## Exercise brief
Pictures are to be omitted, and every entry below is to be restated exactly.

## Stored data entries

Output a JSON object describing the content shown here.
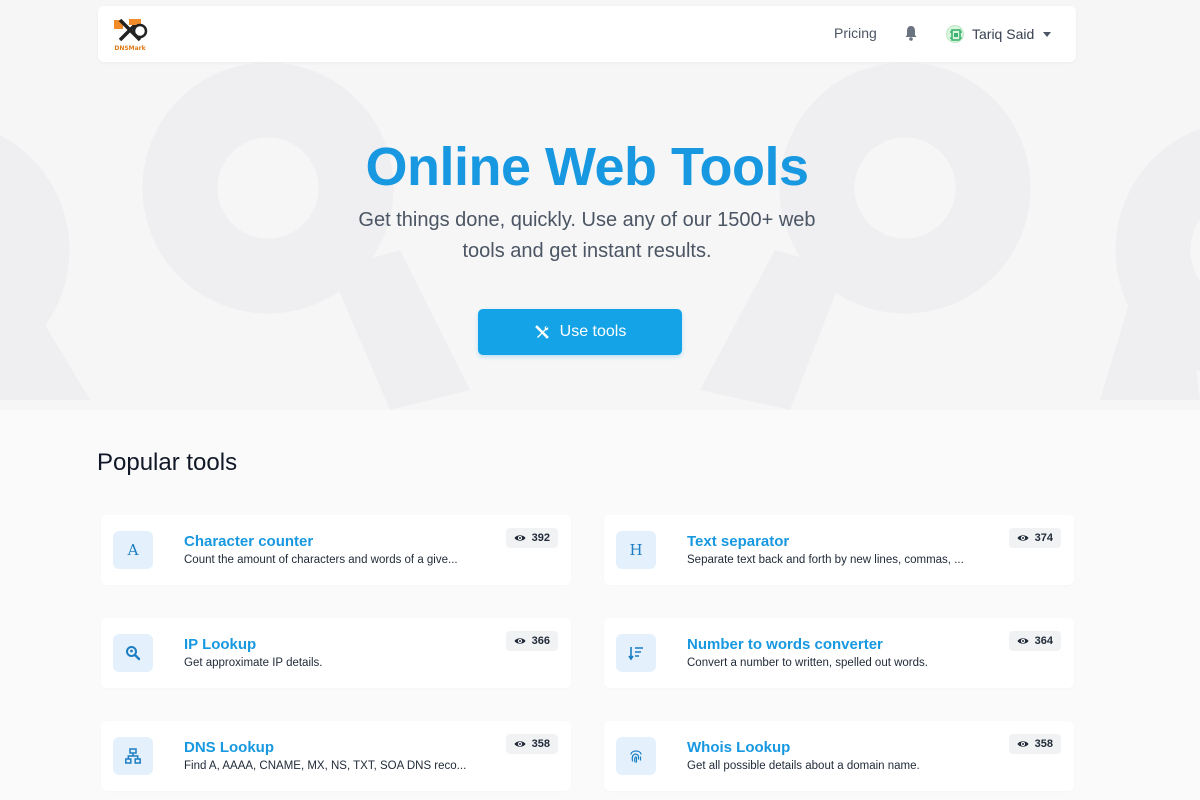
{
  "header": {
    "logo_text": "DNSMark",
    "pricing_label": "Pricing",
    "user_name": "Tariq Said"
  },
  "hero": {
    "title": "Online Web Tools",
    "subtitle": "Get things done, quickly. Use any of our 1500+ web tools and get instant results.",
    "button_label": "Use tools"
  },
  "popular": {
    "title": "Popular tools",
    "tools": [
      {
        "icon": "letter-a-icon",
        "glyph": "A",
        "title": "Character counter",
        "desc": "Count the amount of characters and words of a give...",
        "views": "392"
      },
      {
        "icon": "letter-h-icon",
        "glyph": "H",
        "title": "Text separator",
        "desc": "Separate text back and forth by new lines, commas, ...",
        "views": "374"
      },
      {
        "icon": "search-location-icon",
        "glyph": "",
        "title": "IP Lookup",
        "desc": "Get approximate IP details.",
        "views": "366"
      },
      {
        "icon": "sort-numeric-icon",
        "glyph": "",
        "title": "Number to words converter",
        "desc": "Convert a number to written, spelled out words.",
        "views": "364"
      },
      {
        "icon": "network-icon",
        "glyph": "",
        "title": "DNS Lookup",
        "desc": "Find A, AAAA, CNAME, MX, NS, TXT, SOA DNS reco...",
        "views": "358"
      },
      {
        "icon": "fingerprint-icon",
        "glyph": "",
        "title": "Whois Lookup",
        "desc": "Get all possible details about a domain name.",
        "views": "358"
      }
    ]
  },
  "colors": {
    "accent": "#1798e0",
    "button": "#13a3e6",
    "icon_bg": "#e4f1fc",
    "page_bg": "#fafafb"
  }
}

## Answer for the task
Output a JSON object describing the content shown here.
{
  "header": {
    "logo_text": "DNSMark",
    "pricing_label": "Pricing",
    "user_name": "Tariq Said"
  },
  "hero": {
    "title": "Online Web Tools",
    "subtitle": "Get things done, quickly. Use any of our 1500+ web tools and get instant results.",
    "button_label": "Use tools"
  },
  "popular": {
    "title": "Popular tools",
    "tools": [
      {
        "icon": "letter-a-icon",
        "glyph": "A",
        "title": "Character counter",
        "desc": "Count the amount of characters and words of a give...",
        "views": "392"
      },
      {
        "icon": "letter-h-icon",
        "glyph": "H",
        "title": "Text separator",
        "desc": "Separate text back and forth by new lines, commas, ...",
        "views": "374"
      },
      {
        "icon": "search-location-icon",
        "glyph": "",
        "title": "IP Lookup",
        "desc": "Get approximate IP details.",
        "views": "366"
      },
      {
        "icon": "sort-numeric-icon",
        "glyph": "",
        "title": "Number to words converter",
        "desc": "Convert a number to written, spelled out words.",
        "views": "364"
      },
      {
        "icon": "network-icon",
        "glyph": "",
        "title": "DNS Lookup",
        "desc": "Find A, AAAA, CNAME, MX, NS, TXT, SOA DNS reco...",
        "views": "358"
      },
      {
        "icon": "fingerprint-icon",
        "glyph": "",
        "title": "Whois Lookup",
        "desc": "Get all possible details about a domain name.",
        "views": "358"
      }
    ]
  },
  "colors": {
    "accent": "#1798e0",
    "button": "#13a3e6",
    "icon_bg": "#e4f1fc",
    "page_bg": "#fafafb"
  }
}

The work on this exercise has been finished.